International Institutions Between Cultural Heritage and Collective Memory: ICC and the Al Mahdi Case

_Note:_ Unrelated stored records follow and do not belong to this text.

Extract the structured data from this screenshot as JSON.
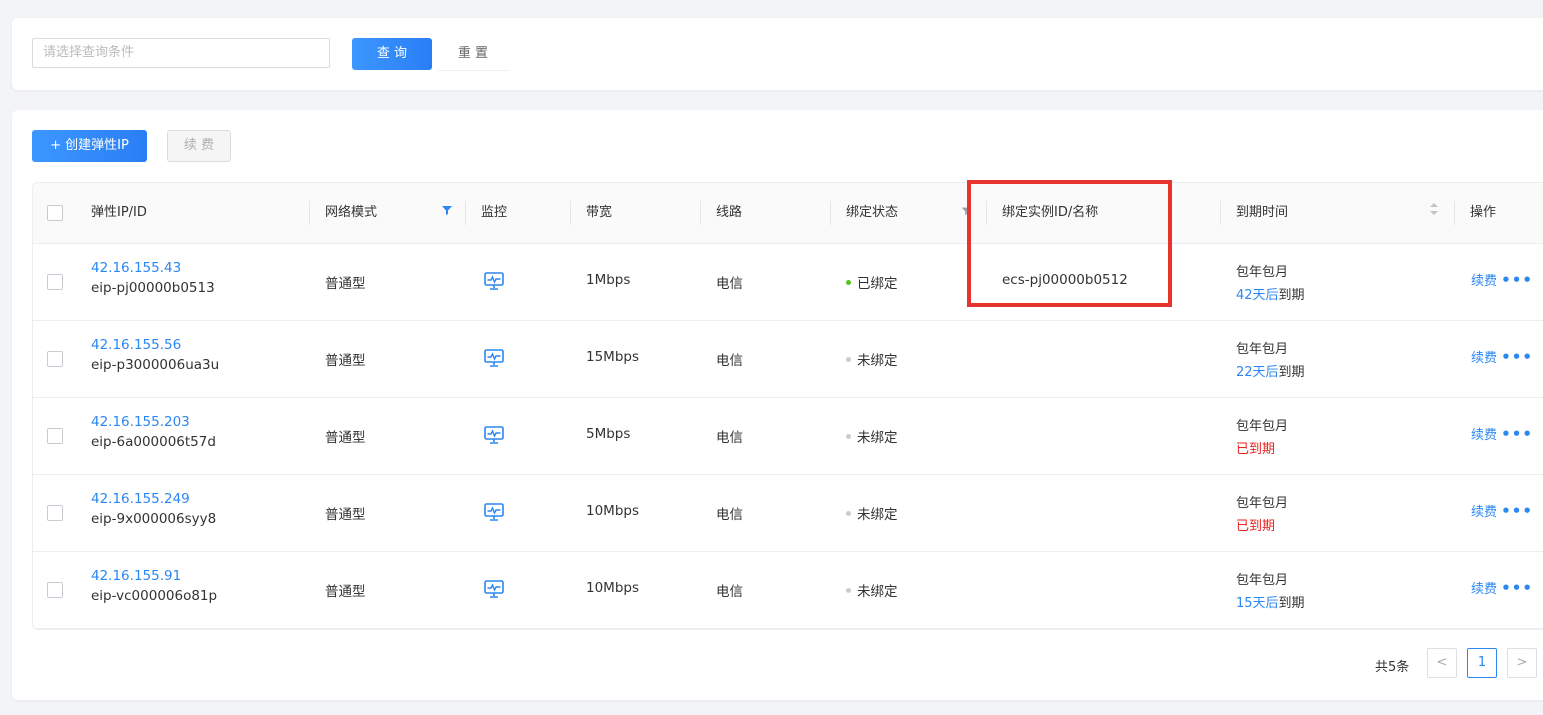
{
  "search": {
    "placeholder": "请选择查询条件",
    "query_label": "查 询",
    "reset_label": "重 置"
  },
  "toolbar": {
    "create_label": "+ 创建弹性IP",
    "renew_label": "续 费"
  },
  "table": {
    "headers": {
      "ip": "弹性IP/ID",
      "mode": "网络模式",
      "monitor": "监控",
      "bandwidth": "带宽",
      "line": "线路",
      "bind_status": "绑定状态",
      "instance": "绑定实例ID/名称",
      "expiry": "到期时间",
      "action": "操作"
    },
    "rows": [
      {
        "ip": "42.16.155.43",
        "id": "eip-pj00000b0513",
        "mode": "普通型",
        "bandwidth": "1Mbps",
        "line": "电信",
        "status": "已绑定",
        "status_color": "#52c41a",
        "instance": "ecs-pj00000b0512",
        "billing": "包年包月",
        "days": "42天后",
        "suffix": "到期",
        "expired": ""
      },
      {
        "ip": "42.16.155.56",
        "id": "eip-p3000006ua3u",
        "mode": "普通型",
        "bandwidth": "15Mbps",
        "line": "电信",
        "status": "未绑定",
        "status_color": "#cccccc",
        "instance": "",
        "billing": "包年包月",
        "days": "22天后",
        "suffix": "到期",
        "expired": ""
      },
      {
        "ip": "42.16.155.203",
        "id": "eip-6a000006t57d",
        "mode": "普通型",
        "bandwidth": "5Mbps",
        "line": "电信",
        "status": "未绑定",
        "status_color": "#cccccc",
        "instance": "",
        "billing": "包年包月",
        "days": "",
        "suffix": "",
        "expired": "已到期"
      },
      {
        "ip": "42.16.155.249",
        "id": "eip-9x000006syy8",
        "mode": "普通型",
        "bandwidth": "10Mbps",
        "line": "电信",
        "status": "未绑定",
        "status_color": "#cccccc",
        "instance": "",
        "billing": "包年包月",
        "days": "",
        "suffix": "",
        "expired": "已到期"
      },
      {
        "ip": "42.16.155.91",
        "id": "eip-vc000006o81p",
        "mode": "普通型",
        "bandwidth": "10Mbps",
        "line": "电信",
        "status": "未绑定",
        "status_color": "#cccccc",
        "instance": "",
        "billing": "包年包月",
        "days": "15天后",
        "suffix": "到期",
        "expired": ""
      }
    ],
    "row_action": "续费",
    "more": "•••"
  },
  "pagination": {
    "total": "共5条",
    "current": "1",
    "prev": "<",
    "next": ">"
  },
  "colors": {
    "primary": "#2b87f2",
    "danger": "#e8221e",
    "highlight": "#e8342e"
  }
}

Images of genocide, mass graves and torn families come to mind when one hears the term ‘war crime’. But does cultural heritage have similar legal rights? Is it protected by the Rome Statute? What lays in the future of cultural heritage protection against destruction? And where do the boundaries of law lie with regards to the rights of cultural objects? The purpose of this paper is to answer these questions by focusing on the relationship between cultural heritage, collective memory and law, looking into the 2016 International Criminal Court’s (ICC) judgement in the Al Mahdi case and the analysis of the 2021 ICC’s Policy on Cultural Heritage born in its wake, which will shape our perception of the cultural heritage protection in the years to come.